Sometimes, I get a feeling that the day is going to offer some surprises. This morning, I had a feeling. We’ve spent a lot of time in the Southwest quadrant over the past two weeks searching for oil and gas. We’ve seen mostly weak signals. The sediments at the sites we visited during that time were oxidized and did not contain a lot of gas or oil.
Until we sampled at a site about 20 miles offshore from Mississippi, we did not see oil along the seafloor. At that station, we saw a thin layer (couple of mm) of what looked like sedimented oil. We won’t know the oil content (or source) until we do detailed analyses after the cruise but oil has a distinct feel and this sediment felt oily. We got a glimpse of what we had expected to see. Today, at a site about 16 nautical miles from the wellhead, we dropped the multicorer into a valley. When the instrument returned from the bottom, it contained something we had not seen before: a layer of flocculent, sedimented material that was cm’s thick. The top, apparently recent layer, contained some fraction of oil.
At a natural oil seep, the entire sediment column is saturated with oil. Cores of sediment collected from natural seeps are oil-stained top to bottom and often the water overlying the sediment core has a thick (mm to cm) layer of crude oil floating at the top. Natural oil seep sediments are distinctive. The photos of cores shown from GC185 here are extreme examples (they are VERY oily!) but the point is that the entire sediment column is oil stained at a natural seep. At the site we visited today, the oil obviously came from the top (down from the water column) not the bottom (up from a deep reservoir).
What we found today is not a natural seep. We collected control sediments in a region to the south east of the wellhead that was never overlain by the blowout oil slick. Those sediments consisted of fine grained sediment mixed with calcareous ooze. There was no hint of oil in the control sediments. The near shore sediments contained grayish muddy clay and a thin layer of orange-brown oil at the surface. The sediments we collected today were similar at the bottom -- gray muddy clay -- but the upper few cm consisted of oil floc -- we call it “oil aggregate snow”, because it settled down to the water column to the seafloor just like snow falls from the sky to the ground.

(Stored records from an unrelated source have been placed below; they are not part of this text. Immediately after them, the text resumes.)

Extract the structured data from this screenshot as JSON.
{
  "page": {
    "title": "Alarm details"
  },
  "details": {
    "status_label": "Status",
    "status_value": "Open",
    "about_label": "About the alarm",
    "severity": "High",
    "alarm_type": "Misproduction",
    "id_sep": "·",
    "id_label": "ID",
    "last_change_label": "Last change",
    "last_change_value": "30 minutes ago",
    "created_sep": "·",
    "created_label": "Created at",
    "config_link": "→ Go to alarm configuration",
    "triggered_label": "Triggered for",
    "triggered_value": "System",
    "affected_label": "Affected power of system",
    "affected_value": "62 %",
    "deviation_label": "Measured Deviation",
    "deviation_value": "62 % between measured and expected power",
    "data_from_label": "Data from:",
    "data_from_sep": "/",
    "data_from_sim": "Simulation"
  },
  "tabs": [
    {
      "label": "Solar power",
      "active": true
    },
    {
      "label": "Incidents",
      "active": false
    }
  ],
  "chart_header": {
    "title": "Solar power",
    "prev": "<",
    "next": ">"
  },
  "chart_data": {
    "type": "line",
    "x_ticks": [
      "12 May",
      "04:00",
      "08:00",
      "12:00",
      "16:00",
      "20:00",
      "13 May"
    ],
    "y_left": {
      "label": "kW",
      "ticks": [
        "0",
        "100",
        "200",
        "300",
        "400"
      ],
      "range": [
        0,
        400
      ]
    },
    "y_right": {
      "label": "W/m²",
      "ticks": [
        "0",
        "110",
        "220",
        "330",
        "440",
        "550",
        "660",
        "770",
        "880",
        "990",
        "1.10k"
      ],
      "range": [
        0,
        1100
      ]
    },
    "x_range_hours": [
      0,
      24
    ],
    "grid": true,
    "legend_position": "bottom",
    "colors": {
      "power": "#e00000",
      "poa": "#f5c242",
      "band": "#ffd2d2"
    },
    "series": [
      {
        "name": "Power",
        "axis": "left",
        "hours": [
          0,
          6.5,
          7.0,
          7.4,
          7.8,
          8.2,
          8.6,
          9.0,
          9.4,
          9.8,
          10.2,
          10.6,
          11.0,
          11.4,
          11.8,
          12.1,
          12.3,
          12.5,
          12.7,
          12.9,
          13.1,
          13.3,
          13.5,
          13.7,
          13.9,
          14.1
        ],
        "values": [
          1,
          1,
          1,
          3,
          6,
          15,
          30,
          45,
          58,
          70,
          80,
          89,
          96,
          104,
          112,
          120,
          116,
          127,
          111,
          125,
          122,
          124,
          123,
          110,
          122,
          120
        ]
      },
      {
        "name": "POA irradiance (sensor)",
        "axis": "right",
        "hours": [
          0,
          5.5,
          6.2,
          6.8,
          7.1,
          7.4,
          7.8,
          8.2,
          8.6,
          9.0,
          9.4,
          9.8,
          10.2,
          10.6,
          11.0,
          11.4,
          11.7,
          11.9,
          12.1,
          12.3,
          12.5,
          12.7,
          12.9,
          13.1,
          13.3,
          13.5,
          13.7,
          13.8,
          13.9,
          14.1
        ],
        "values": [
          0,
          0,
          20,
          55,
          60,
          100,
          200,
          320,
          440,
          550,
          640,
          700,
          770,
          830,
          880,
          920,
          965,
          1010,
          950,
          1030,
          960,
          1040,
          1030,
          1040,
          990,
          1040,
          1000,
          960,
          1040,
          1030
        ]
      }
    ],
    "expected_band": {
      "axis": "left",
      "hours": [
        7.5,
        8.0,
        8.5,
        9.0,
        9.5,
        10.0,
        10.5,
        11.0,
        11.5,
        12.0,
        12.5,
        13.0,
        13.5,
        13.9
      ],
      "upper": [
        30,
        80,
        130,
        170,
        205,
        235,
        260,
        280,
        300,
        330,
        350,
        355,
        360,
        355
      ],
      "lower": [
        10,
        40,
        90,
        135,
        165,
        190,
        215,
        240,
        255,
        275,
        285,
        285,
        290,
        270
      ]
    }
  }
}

If you take a close look at the snow layer, small oil aggregates are visible. Also visible are (much larger) pteropod shells (which must have been recently deposited because the shells dissolve rapidly) and remnants of zooplankton (skeletons) and benthic
infauna (dead worms and their tubes). Microbial aggregates are visible and abundant but the normal invertebrate fauna you’d expect to see in these sediments were not present.
We will determine how much oil is in this layer and evaluate the rates of microbial metabolism in the sediments when we return to UGA. We want to know whether and how much of this material lies along the seafloor at other sites. So, tomorrow, we will go to a site about 12 nautical miles northwest of the wellhead and run a full station there. We’ll see what the sediments look like there and with that knowledge, we’ll decide where to go next.